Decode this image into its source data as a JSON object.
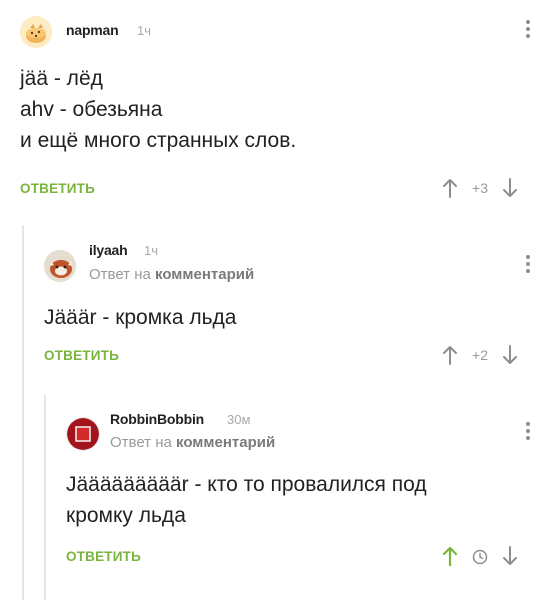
{
  "comments": [
    {
      "author": "napman",
      "time": "1ч",
      "text": "jää - лёд\nahv - обезьяна\nи ещё много странных слов.",
      "reply_label": "ОТВЕТИТЬ",
      "rating": "+3",
      "avatar_icon": "cookie-cat-avatar"
    },
    {
      "author": "ilyaah",
      "time": "1ч",
      "reply_prefix": "Ответ на",
      "reply_target": "комментарий",
      "text": "Jääär  - кромка льда",
      "reply_label": "ОТВЕТИТЬ",
      "rating": "+2",
      "avatar_icon": "red-panda-avatar"
    },
    {
      "author": "RobbinBobbin",
      "time": "30м",
      "reply_prefix": "Ответ на",
      "reply_target": "комментарий",
      "text": "Jääääääääär - кто то провалился под\nкромку льда",
      "reply_label": "ОТВЕТИТЬ",
      "rating_icon": "clock-icon",
      "avatar_icon": "red-square-avatar"
    }
  ],
  "colors": {
    "accent_green": "#79b43c",
    "muted_text": "#9a9a9a",
    "thread_line": "#e6e6e6"
  }
}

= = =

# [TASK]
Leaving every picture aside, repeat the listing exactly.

# [RESPONSE TO THE EXERCISE]
Decode this image into its source data as a JSON object.
{
  "comments": [
    {
      "author": "napman",
      "time": "1ч",
      "text": "jää - лёд\nahv - обезьяна\nи ещё много странных слов.",
      "reply_label": "ОТВЕТИТЬ",
      "rating": "+3",
      "avatar_icon": "cookie-cat-avatar"
    },
    {
      "author": "ilyaah",
      "time": "1ч",
      "reply_prefix": "Ответ на",
      "reply_target": "комментарий",
      "text": "Jääär  - кромка льда",
      "reply_label": "ОТВЕТИТЬ",
      "rating": "+2",
      "avatar_icon": "red-panda-avatar"
    },
    {
      "author": "RobbinBobbin",
      "time": "30м",
      "reply_prefix": "Ответ на",
      "reply_target": "комментарий",
      "text": "Jääääääääär - кто то провалился под\nкромку льда",
      "reply_label": "ОТВЕТИТЬ",
      "rating_icon": "clock-icon",
      "avatar_icon": "red-square-avatar"
    }
  ],
  "colors": {
    "accent_green": "#79b43c",
    "muted_text": "#9a9a9a",
    "thread_line": "#e6e6e6"
  }
}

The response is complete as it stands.